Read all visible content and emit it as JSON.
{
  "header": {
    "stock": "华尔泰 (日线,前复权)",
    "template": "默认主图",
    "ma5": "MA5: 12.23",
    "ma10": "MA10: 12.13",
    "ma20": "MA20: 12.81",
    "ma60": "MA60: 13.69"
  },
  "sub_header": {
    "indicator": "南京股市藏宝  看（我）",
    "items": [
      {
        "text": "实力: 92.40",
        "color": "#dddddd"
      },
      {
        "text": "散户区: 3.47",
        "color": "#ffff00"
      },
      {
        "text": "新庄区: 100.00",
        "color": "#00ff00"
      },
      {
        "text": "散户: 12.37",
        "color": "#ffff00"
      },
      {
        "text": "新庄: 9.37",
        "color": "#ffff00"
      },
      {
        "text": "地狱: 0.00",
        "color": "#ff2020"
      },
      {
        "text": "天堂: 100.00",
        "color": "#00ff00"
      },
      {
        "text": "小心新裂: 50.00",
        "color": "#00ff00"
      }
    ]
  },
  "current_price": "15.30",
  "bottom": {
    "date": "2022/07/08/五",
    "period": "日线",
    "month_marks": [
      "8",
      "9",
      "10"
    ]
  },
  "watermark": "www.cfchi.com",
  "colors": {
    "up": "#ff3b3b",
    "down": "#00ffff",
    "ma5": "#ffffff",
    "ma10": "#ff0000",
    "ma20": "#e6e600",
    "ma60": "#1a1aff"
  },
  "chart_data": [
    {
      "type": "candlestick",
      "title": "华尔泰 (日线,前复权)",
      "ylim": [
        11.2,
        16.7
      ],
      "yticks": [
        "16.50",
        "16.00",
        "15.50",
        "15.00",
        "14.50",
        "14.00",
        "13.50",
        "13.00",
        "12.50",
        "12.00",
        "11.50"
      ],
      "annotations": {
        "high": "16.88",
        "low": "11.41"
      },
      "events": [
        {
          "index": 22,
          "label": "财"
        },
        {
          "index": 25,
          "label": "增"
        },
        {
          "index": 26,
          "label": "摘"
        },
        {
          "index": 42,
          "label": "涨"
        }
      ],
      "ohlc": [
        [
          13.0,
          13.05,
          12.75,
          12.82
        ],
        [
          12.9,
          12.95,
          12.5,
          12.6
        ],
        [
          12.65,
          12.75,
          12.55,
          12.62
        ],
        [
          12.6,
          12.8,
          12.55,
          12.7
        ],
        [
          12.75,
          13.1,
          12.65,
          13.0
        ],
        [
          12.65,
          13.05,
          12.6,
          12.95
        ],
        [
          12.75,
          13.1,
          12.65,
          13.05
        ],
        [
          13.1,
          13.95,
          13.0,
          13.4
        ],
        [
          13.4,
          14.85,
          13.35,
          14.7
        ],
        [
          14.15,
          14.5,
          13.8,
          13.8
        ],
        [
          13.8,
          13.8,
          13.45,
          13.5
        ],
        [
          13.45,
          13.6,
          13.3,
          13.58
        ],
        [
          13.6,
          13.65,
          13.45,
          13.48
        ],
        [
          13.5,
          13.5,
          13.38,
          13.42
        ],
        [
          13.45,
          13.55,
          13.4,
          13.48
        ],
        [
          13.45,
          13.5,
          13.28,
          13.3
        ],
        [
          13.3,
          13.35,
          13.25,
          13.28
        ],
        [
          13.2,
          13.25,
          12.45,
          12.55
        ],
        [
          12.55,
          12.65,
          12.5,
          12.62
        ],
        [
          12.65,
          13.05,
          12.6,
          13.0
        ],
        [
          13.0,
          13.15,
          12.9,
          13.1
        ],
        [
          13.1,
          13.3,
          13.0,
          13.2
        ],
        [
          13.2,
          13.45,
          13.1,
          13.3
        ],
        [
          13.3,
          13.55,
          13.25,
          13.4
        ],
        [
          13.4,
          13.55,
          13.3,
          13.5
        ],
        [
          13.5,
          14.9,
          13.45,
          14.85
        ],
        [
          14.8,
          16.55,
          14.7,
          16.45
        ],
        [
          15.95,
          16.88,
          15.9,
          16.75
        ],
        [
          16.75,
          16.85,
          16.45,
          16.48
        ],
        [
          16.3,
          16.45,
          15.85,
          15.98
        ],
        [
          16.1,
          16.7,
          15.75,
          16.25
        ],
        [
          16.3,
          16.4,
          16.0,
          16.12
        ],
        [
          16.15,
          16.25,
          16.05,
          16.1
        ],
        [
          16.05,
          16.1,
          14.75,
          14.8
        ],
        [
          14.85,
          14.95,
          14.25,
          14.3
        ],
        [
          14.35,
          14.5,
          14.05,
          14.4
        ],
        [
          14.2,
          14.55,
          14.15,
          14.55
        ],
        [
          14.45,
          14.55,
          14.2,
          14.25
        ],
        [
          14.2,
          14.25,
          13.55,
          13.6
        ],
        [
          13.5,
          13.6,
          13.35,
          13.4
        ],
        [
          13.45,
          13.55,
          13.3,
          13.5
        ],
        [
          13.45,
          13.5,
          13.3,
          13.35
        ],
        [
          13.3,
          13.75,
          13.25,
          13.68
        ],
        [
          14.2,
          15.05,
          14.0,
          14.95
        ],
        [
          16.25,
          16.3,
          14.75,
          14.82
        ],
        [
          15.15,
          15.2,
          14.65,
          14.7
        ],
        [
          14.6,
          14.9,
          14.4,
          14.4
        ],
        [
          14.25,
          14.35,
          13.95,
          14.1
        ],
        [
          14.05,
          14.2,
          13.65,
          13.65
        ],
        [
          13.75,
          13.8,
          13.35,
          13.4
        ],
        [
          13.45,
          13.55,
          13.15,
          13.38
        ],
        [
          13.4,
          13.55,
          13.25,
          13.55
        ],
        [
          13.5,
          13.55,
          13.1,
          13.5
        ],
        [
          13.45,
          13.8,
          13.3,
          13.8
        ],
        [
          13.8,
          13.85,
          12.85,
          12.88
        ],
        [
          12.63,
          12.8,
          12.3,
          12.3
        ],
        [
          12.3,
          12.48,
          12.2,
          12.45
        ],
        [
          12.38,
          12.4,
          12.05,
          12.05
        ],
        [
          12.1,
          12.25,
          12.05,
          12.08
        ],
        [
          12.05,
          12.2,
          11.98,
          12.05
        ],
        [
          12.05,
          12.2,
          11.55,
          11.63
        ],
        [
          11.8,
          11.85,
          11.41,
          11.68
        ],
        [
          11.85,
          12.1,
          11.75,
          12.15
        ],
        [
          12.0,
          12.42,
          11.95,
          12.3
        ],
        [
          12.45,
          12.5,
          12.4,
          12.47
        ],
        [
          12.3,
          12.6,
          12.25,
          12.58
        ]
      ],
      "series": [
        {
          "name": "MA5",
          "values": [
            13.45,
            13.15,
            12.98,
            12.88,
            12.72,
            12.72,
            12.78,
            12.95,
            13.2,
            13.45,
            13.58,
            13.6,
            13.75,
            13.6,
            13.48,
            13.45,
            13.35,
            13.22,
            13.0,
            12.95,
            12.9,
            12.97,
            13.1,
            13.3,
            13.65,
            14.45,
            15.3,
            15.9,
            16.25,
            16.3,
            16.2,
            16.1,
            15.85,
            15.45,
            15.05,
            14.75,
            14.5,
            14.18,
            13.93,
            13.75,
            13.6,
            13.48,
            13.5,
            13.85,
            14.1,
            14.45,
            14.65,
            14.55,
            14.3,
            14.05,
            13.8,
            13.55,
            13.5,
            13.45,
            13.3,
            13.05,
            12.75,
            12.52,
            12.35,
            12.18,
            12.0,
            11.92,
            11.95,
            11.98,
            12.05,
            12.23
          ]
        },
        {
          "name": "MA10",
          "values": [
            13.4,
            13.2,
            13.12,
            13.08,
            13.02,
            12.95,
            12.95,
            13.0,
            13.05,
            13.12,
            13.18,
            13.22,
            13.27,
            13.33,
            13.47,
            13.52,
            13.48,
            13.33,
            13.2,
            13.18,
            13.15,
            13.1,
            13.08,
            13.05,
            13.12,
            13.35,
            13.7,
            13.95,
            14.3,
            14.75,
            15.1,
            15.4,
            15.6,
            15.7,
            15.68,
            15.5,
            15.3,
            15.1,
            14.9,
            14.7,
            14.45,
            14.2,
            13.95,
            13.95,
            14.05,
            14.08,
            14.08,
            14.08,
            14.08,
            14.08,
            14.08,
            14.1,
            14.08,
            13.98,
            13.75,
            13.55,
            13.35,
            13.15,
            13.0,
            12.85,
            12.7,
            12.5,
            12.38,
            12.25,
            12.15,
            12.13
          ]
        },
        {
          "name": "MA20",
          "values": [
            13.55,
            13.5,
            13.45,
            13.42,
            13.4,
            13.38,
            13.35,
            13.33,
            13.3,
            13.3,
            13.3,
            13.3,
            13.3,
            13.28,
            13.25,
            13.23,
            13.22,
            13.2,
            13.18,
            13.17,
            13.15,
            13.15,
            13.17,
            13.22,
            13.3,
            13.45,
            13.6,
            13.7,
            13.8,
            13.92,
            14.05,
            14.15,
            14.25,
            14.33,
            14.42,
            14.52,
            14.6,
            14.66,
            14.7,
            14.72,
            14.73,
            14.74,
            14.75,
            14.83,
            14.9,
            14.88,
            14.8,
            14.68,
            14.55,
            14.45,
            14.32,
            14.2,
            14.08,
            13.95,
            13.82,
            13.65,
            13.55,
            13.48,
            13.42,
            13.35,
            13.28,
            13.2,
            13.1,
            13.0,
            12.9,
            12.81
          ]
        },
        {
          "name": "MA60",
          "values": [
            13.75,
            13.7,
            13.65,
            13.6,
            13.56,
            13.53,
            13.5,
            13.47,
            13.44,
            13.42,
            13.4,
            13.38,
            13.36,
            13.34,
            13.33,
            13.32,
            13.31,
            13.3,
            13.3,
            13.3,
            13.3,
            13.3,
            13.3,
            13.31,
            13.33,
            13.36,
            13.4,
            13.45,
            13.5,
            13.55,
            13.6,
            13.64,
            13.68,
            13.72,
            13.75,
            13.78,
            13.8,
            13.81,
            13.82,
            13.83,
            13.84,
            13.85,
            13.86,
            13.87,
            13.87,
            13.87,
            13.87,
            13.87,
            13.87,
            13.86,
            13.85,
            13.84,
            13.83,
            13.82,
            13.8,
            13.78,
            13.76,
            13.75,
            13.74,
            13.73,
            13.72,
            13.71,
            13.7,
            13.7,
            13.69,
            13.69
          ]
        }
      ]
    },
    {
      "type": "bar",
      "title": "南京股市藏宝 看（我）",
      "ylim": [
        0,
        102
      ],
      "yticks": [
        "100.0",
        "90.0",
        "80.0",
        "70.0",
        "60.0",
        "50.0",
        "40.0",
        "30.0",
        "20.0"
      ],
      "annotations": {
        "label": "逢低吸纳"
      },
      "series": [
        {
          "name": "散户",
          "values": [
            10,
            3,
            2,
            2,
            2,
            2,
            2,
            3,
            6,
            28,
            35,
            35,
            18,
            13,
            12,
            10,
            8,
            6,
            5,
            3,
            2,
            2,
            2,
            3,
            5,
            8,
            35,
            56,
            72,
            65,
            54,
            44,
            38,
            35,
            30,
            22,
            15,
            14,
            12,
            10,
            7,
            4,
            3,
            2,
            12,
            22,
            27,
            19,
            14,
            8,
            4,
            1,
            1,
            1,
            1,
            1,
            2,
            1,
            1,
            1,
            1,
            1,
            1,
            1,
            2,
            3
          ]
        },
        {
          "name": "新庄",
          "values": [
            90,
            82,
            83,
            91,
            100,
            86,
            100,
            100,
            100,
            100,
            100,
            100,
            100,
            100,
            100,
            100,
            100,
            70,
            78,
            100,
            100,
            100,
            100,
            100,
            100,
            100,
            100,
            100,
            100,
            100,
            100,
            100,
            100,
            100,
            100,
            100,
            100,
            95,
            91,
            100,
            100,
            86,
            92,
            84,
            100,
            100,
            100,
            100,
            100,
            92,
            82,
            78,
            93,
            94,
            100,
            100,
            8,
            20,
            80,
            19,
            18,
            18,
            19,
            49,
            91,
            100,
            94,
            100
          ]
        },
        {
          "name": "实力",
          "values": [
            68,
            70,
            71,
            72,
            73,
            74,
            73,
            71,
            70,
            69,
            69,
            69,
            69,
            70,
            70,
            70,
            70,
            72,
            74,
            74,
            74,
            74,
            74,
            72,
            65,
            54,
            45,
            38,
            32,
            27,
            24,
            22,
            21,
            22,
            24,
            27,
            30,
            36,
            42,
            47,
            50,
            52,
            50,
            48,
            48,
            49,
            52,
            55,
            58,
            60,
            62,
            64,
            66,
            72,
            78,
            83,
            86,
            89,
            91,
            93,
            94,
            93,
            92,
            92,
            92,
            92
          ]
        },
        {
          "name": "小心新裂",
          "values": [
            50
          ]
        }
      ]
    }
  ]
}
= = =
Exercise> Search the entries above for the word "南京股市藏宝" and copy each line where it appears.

Output below>
    "indicator": "南京股市藏宝  看（我）",
      "title": "南京股市藏宝 看（我）",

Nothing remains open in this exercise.